A very warm June thus far across the Northland, with monthly average temperatures thru the 8th running some 10 to 13 degrees warmer than average! Note: The warmest June on record in Duluth was in 1910 with an average monthly temperature of 65.5 degrees. June 2021 thru the 8th has a monthly average temperature of 71.4 degrees in Duluth.
…Record/Near Record Warmth continues Thursday…
Here are the record highs for June 10th
Ashland: 95 set in 1956
Brainerd: 95 set in 1933
International Falls: 95 set in 1956
Hibbing: 93 set in 1956
Duluth: 92 set in 1956
There are a few areas of showers and thunderstorms which are impacting far western portions of the Northland late this Wednesday afternoon, these storms are moving generally to the northeast. Also of note is how far inland the lake breeze fronts extend this afternoon indicated by the green colors on the animation below (highlighted in white)
Radar loop ending at 4:58 PM Wednesday, June 9, 2021.
A couple waves of showers and thunderstorms will be moving across the Northland from this evening through Friday evening as a frontal boundary remains draped over the area, which will be replaced by a stronger system/cold frontal passage Friday afternoon/evening.
18z NAM 3km model simulated radar forecast thru 7 PM Friday.
Hopefully areas in the Northland that haven’t seen much rain the last few days will see some by Friday, because the pattern looks like a dry one again this weekend through most of next week.
Rainfall forecast thru 7 PM Friday.
Generally weak winds aloft, poor mid level lapse rates and unfavorable wind shear will help keep the threat for severe weather on the low side in the Northland through Thursday, but there is plenty of instability and moisture in place for thunderstorm development, and heavy rainfall and lightning will accompany any one of those storms.
Isolated severe thunderstorms are possible tonight across far northern Minnesota with the main hazards from damaging wind gusts to 60 mph and hail to quarter size (1″ diameter)
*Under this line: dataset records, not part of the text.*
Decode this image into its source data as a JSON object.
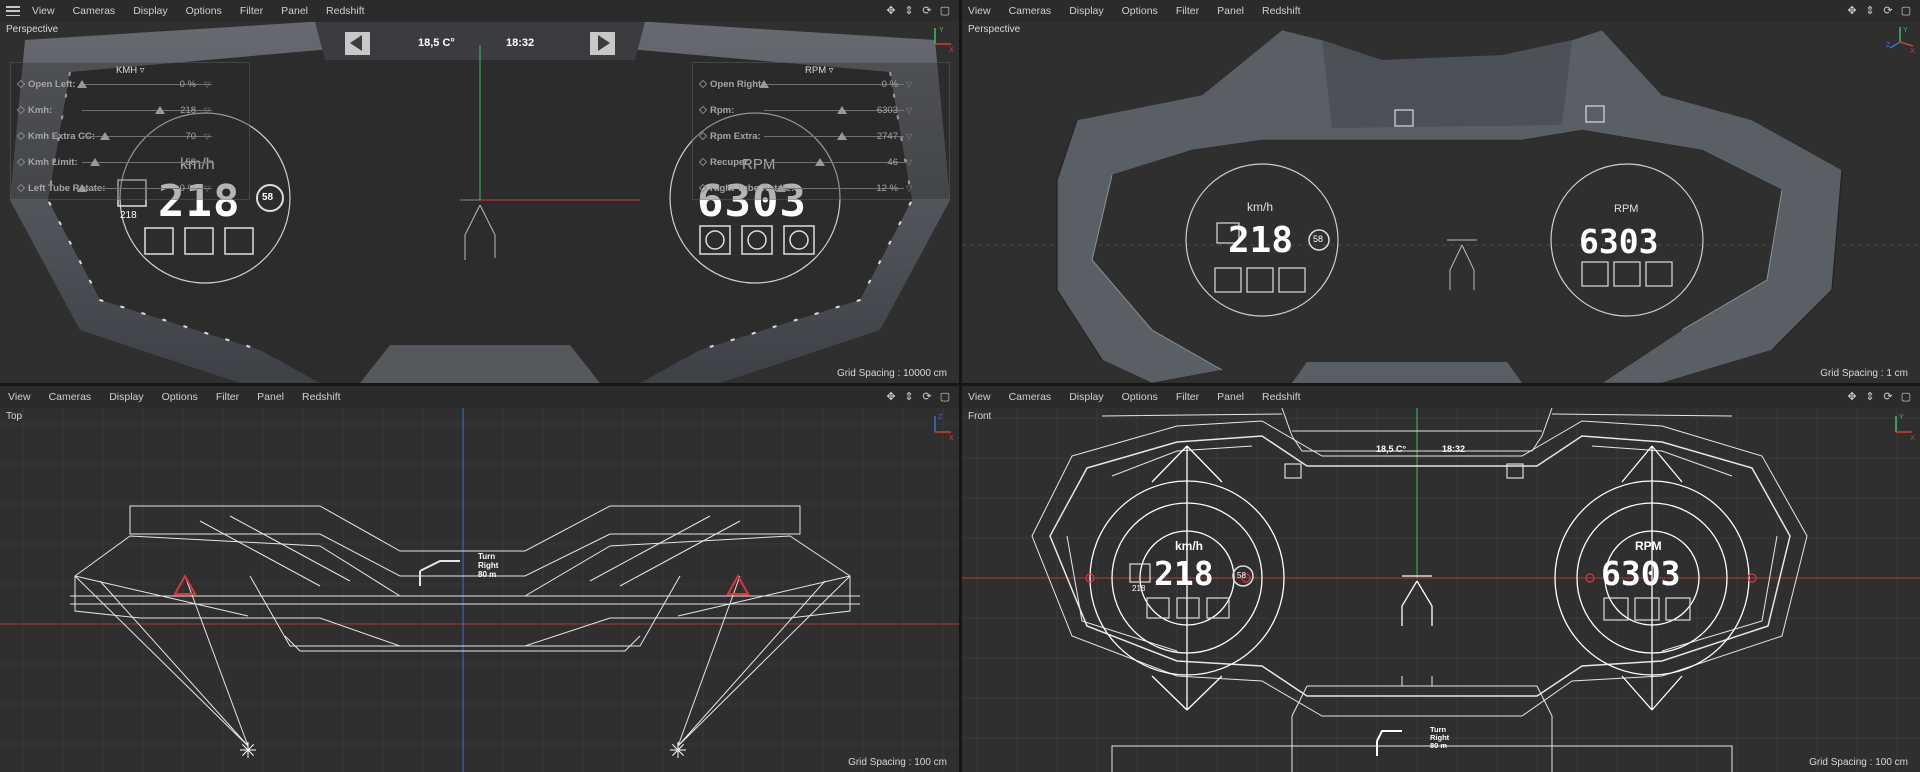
{
  "menu": {
    "items": [
      "View",
      "Cameras",
      "Display",
      "Options",
      "Filter",
      "Panel",
      "Redshift"
    ]
  },
  "viewports": {
    "top_left": {
      "label": "Perspective",
      "grid_spacing": "Grid Spacing : 10000 cm",
      "dashboard": {
        "temperature": "18,5 C°",
        "clock": "18:32",
        "kmh_title": "km/h",
        "kmh_value": "218",
        "kmh_small": "218",
        "kmh_limit_badge": "58",
        "rpm_title": "RPM",
        "rpm_value": "6303"
      },
      "left_panel": {
        "unit": "KMH",
        "rows": [
          {
            "label": "Open Left:",
            "value": "0 %",
            "level": 0.0
          },
          {
            "label": "Kmh:",
            "value": "218",
            "level": 0.6
          },
          {
            "label": "Kmh Extra CC:",
            "value": "70",
            "level": 0.18
          },
          {
            "label": "Kmh Limit:",
            "value": "58",
            "level": 0.1
          },
          {
            "label": "Left Tube Rotate:",
            "value": "0 %",
            "level": 0.0
          }
        ]
      },
      "right_panel": {
        "unit": "RPM",
        "rows": [
          {
            "label": "Open Right:",
            "value": "0 %",
            "level": 0.0
          },
          {
            "label": "Rpm:",
            "value": "6303",
            "level": 0.56
          },
          {
            "label": "Rpm Extra:",
            "value": "2747",
            "level": 0.56
          },
          {
            "label": "Recuper",
            "value": "46",
            "level": 0.4
          },
          {
            "label": "Right Tube Rotate:",
            "value": "12 %",
            "level": 0.12
          }
        ]
      }
    },
    "top_right": {
      "label": "Perspective",
      "grid_spacing": "Grid Spacing : 1 cm",
      "dashboard": {
        "kmh_title": "km/h",
        "kmh_value": "218",
        "kmh_limit_badge": "58",
        "rpm_title": "RPM",
        "rpm_value": "6303"
      }
    },
    "bottom_left": {
      "label": "Top",
      "grid_spacing": "Grid Spacing : 100 cm",
      "nav_text_line1": "Turn",
      "nav_text_line2": "Right",
      "nav_text_line3": "80 m"
    },
    "bottom_right": {
      "label": "Front",
      "grid_spacing": "Grid Spacing : 100 cm",
      "dashboard": {
        "temperature": "18,5 C°",
        "clock": "18:32",
        "kmh_title": "km/h",
        "kmh_value": "218",
        "kmh_small": "218",
        "kmh_limit_badge": "58",
        "rpm_title": "RPM",
        "rpm_value": "6303",
        "nav_text_line1": "Turn",
        "nav_text_line2": "Right",
        "nav_text_line3": "80 m"
      }
    }
  },
  "icons": {
    "menu": "hamburger-icon",
    "tools": [
      "move-view-icon",
      "zoom-view-icon",
      "rotate-view-icon",
      "maximize-viewport-icon"
    ]
  },
  "colors": {
    "viewport_bg": "#2f2f2f",
    "wire": "#ffffff",
    "axis_x": "#d9383a",
    "axis_y": "#3fbf5a",
    "axis_z": "#3b6fd8"
  }
}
Non-severe thunderstorms are possible over the remainder of the Northland tonight.
The risk for isolated severe thunderstorms shifts into northwest Wisconsin and far eastern Minnesota for Thursday with damaging wind gusts to 60 mph being the main threat.
Rainfall totals over the last two days – Overall a fairly common rainfall pattern in the summer where some areas get hit, other areas stay dry.
…A new Record High Temperature set at Brainerd, Minnesota for today, June 9th…
New record high for June 9th: 95 degrees; old record was 93 degrees set in 1970.
Note: The Duluth Airport failed to reach 80 today, Wednesday, June 9th, 2021, this is the first time since June 2nd where the high temp didn’t reach at least 80 at the Airport. Summer’s over (not really)
Another very warm to hot early June afternoon over much of northeast Minnesota and northwest Wisconsin with temperatures running in the mid 80s to low 90s with even a few locales in the Northland (Brainerd and Siren) approaching the mid 90s!
There is more of a lake influence today compared to what we’ve seen the last day or so, and as a result temperatures within about 10-15 miles of Lake Superior are running quite a bit cooler versus inland locations, with temperatures this afternoon in the upper 50s and 60s closer to Lake Superior. Computer models are showing less of a lake influence for Thursday, and if this does occur, then highs in the 60s and 70s, possibly as warm as 80 would occur, but a stronger NE wind redevelops Friday resulting in highs only in the 50s again near Lake Superior, this will be short lived, however, as a wind shift takes place Saturday which will boost our highs to around 80-83.
A muggy air mass covered the Northern Plains, upper Midwest and north into central Canada today with dew points in the 60s, but there are a few pockets of less humid air mixed in (dew points in the 50s) today.
Thursday and Friday will remain on the muggy side in the Northland with dew points in the upper 50s to upper 60s but less humid conditions arrive this weekend.
A pretty cool satellite loop from today showing building cumulus clouds away from the Great Lakes, while closer to the Great Lakes the air is more stable today which led to little to no cumulus cloud development.
Will see some changes in the upper level pattern later this week as the trough which is currently over the western U.S. moves ENE through the Northern Plains and upper Midwest Thursday and Friday. The passage of this trough will help lower the H5 heights just a bit, but temperatures will stay on the warm side, and then looking ahead to next week features a massive upper level ridge developing over the western U.S. which should lead to temperatures staying on the warm side in the Northland.